[Click Here for Lorain County Township Association Constitution and By-Laws MSWord .doc]

HISTORY OF THE LORAIN COUNTY TOWNSHIP ASSOCIATION

The original name of The organization was Lorain County Association of Township Trustees and Clerks. On Dec. 1 5. 2005 its present name was adoptd unanimously.

 

 Archie McDowell, Henrietta Township. represented the LCCAT&C at the organization of the Ohio Township Association in June of 1928.

 

“OHIO’S TOWNSHIPS - THE GRASSROOTS OF DEMOCRACY” authored by Guitteau (Professor at Ohio State University( and copyrighted in 1949 lists officers for Lorain County as follows:

 

President - Clair 0. Goss

1st Vice President — John L. Barbor

Secretary/Treasurer — Lee W’. Klinect

Executive Committeeman — Bruce Alexander.

 

We record here the names of those who have served as president of the Lorain County Association of Township Trustees and Clerks.

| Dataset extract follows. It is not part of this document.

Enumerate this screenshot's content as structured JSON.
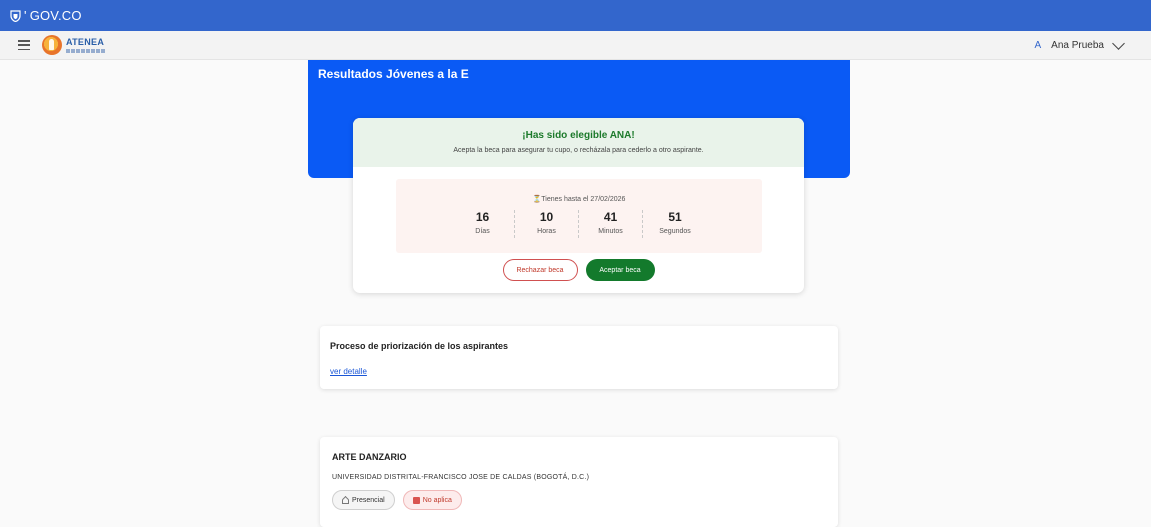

YEAR
1952-56
1957-58
1959-60
1961 -62
1963-64
1965-66
1967-68
1969-70
1971-72
1973-74
1975
1976-77
1978-79
1980-8 1
1982-83
1984-85
1986-87
1988-89
1991-91
1992-93
1994-95
1996-97
1998-99
2000-0 1
2002-03
2004-05
2006-07
2007-09
2010
 

 

TOWNSHIP
Brighton
Henrietta
Elyria
Elyria
Carlisle
Elyria
Graffon
Columbia
Huntington
LaGrange
Wellington
Wellington
Eaton
Huntington
Carlisle
Columbia
Graft on
Columbia
Carlisle
Columbia
Grafton
New Russia
Huntington
Henrietta
Columbia
Brownhelm
Penfield
Lagrange
Elyria

 

NAME
Clair 0. Goss
Ervin Jaycox
Arthur Schaber
John Koepp
Ed Whitbeck. Sr.
Arthur Schaber
Neil Fries
Dean Hitchens
Louis Wilson
Glenn Buswell
Ralph Barbor
Lyle Jameyson
Robert Jaeger
Ronald Twining
Elizabeth Blair
Kenneth Roth
Dominic Ferritto
Dean Hitchens
Marvin Fenwick
Dale Rundle
Dominic Ferritto
Richard Williams
Mary Beth Derikito
William Bonnett
Dale Rundle
Marsha Funk
Richard Conrad
Rita Canfield
Rob Scheithauer
 

 

Township government is the oldest form of government in the State of Ohio predating even the State government itself. All land grants, except the Virginia Military Lands, were surveyed into Townships either five or six miles square. As the Ohio Territory became populated, if was natural that the surveyed Townships should become the basic unit of local government, Today, just as in 1804, the Township in Ohio is a political subdivision of the state, As such, it has only those powers granted to it by the state legislature, and performs the functions as directed by the state. 

 

Township government is the grassroots of the community, Because of Township officials’ intimate knowledge of the community its needs and its people. Township government offers more personal service, more attention to individual needs and a better understanding of local problems than any other unit of government. It does this at less cost and with a minimum of red tape, because it is closest to those it serves.